Start of Exercise input
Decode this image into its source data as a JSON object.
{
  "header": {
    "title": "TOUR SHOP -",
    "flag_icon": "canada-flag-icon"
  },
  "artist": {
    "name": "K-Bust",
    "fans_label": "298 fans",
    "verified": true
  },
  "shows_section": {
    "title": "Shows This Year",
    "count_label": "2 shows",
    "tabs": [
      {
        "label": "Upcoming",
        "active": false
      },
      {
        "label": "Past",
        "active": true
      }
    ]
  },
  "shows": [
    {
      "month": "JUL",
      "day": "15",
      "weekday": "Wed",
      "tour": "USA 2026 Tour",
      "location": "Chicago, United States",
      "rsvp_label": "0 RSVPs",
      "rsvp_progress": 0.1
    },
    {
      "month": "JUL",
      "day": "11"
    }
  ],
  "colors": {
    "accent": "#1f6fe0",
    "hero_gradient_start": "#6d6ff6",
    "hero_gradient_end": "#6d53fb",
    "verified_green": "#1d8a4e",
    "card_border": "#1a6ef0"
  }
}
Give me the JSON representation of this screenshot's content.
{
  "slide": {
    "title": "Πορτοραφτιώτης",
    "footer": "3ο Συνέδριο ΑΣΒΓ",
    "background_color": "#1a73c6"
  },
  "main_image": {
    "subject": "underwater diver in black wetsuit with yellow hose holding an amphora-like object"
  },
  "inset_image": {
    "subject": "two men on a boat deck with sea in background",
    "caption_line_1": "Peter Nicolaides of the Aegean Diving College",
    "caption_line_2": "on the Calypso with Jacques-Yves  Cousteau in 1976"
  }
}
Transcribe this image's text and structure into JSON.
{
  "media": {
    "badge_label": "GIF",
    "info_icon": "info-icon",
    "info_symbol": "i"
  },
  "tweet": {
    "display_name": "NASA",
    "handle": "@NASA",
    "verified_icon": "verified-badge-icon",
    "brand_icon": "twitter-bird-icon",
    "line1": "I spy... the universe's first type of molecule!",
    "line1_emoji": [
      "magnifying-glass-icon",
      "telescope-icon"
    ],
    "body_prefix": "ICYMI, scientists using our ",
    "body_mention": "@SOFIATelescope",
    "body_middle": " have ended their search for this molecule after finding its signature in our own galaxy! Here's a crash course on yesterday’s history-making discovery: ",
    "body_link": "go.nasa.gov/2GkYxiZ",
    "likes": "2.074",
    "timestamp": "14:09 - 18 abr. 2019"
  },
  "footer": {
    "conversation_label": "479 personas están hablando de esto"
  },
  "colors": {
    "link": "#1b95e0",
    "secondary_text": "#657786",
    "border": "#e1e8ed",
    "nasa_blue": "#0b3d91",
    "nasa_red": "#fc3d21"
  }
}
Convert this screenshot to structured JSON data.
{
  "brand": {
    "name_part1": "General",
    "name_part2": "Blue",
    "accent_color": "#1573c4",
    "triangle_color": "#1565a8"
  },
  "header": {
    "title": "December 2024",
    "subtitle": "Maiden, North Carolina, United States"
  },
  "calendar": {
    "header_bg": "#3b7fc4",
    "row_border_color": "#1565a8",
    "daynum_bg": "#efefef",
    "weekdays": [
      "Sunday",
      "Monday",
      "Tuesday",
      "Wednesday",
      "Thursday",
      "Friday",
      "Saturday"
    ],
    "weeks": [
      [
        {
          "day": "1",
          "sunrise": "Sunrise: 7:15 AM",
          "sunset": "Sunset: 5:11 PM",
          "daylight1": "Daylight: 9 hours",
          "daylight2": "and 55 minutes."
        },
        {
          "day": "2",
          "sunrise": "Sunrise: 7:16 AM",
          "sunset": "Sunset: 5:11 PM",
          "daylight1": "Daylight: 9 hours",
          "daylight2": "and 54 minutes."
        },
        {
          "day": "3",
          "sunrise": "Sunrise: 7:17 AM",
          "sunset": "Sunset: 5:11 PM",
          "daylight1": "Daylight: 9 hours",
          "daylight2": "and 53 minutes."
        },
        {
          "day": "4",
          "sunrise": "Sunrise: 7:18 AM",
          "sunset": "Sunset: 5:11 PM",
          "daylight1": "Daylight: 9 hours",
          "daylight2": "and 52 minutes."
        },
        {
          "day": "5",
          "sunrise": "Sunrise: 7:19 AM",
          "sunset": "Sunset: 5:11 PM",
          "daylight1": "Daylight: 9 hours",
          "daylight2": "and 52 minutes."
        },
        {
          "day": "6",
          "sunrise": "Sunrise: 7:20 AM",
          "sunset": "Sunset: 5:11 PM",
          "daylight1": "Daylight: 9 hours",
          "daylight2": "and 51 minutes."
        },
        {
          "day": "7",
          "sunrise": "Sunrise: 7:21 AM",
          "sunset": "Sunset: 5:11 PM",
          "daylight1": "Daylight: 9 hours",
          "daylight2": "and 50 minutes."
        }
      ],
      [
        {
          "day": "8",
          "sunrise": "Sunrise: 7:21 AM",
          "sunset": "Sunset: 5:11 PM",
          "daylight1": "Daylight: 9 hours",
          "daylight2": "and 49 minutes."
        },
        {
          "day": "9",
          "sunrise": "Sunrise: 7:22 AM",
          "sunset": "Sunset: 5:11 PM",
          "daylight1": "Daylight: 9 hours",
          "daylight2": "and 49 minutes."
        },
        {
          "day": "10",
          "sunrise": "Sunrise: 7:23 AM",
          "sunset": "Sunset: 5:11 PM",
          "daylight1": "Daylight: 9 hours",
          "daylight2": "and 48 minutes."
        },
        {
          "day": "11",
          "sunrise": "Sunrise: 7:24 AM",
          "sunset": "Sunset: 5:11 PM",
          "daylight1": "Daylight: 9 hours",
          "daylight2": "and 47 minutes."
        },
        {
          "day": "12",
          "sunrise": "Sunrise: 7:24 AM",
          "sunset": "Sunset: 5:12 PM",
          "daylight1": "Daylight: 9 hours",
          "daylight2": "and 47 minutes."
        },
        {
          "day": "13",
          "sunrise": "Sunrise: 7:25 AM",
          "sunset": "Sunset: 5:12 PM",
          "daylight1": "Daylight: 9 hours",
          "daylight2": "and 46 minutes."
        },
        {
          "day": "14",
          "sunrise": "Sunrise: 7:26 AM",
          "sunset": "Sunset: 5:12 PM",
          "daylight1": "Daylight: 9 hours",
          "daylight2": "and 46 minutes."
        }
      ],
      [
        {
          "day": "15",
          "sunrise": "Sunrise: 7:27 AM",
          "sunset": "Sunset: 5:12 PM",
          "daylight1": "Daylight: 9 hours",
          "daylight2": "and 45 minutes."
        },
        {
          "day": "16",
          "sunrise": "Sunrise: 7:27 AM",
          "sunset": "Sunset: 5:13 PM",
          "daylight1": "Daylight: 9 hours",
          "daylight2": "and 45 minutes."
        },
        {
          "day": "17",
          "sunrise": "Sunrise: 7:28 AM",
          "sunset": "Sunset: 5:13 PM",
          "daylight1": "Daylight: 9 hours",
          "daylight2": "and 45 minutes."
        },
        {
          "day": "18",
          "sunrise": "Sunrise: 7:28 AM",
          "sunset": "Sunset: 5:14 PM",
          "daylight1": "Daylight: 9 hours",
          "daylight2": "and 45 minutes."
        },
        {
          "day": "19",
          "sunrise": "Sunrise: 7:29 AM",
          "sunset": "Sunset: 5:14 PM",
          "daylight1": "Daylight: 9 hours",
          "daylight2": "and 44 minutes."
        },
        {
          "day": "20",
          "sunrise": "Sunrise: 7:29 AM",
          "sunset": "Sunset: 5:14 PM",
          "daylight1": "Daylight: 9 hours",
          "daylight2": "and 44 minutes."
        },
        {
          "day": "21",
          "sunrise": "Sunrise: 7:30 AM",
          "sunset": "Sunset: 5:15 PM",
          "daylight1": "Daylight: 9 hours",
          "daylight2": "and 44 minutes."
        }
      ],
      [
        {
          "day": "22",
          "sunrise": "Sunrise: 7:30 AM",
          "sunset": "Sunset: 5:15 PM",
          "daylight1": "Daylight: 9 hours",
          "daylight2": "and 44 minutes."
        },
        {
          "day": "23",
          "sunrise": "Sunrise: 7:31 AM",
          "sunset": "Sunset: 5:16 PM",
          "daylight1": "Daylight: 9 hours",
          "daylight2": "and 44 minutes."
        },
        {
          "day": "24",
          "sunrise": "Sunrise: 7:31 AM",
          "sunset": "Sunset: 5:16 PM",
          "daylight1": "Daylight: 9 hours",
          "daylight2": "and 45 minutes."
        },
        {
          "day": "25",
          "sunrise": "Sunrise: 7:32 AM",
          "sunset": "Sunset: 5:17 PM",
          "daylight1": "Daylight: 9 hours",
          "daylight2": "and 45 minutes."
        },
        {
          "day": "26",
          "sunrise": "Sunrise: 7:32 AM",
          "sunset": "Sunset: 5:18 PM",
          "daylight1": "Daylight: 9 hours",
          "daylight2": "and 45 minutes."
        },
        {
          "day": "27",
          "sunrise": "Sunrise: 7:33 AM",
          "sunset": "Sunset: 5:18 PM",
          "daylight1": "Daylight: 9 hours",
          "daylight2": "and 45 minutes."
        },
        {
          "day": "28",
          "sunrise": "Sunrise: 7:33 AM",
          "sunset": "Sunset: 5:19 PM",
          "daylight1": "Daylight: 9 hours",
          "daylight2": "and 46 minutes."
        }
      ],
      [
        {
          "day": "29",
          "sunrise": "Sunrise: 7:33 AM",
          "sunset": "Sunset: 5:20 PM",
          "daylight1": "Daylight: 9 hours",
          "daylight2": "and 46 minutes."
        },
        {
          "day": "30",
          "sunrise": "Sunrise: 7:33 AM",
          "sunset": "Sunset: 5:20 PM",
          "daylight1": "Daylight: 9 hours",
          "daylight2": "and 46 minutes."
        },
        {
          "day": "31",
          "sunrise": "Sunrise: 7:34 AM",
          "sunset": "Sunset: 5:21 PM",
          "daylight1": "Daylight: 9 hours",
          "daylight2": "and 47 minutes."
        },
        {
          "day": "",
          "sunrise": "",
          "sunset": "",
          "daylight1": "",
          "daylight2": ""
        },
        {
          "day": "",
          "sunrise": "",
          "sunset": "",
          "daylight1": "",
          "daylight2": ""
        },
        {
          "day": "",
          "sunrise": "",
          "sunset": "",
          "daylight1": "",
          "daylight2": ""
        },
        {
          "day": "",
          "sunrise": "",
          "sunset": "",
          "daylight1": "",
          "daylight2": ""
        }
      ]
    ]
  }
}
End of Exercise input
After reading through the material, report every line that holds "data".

Output for this task
Decode this image into its source data as a JSON object.
Convert this screenshot to structured JSON data.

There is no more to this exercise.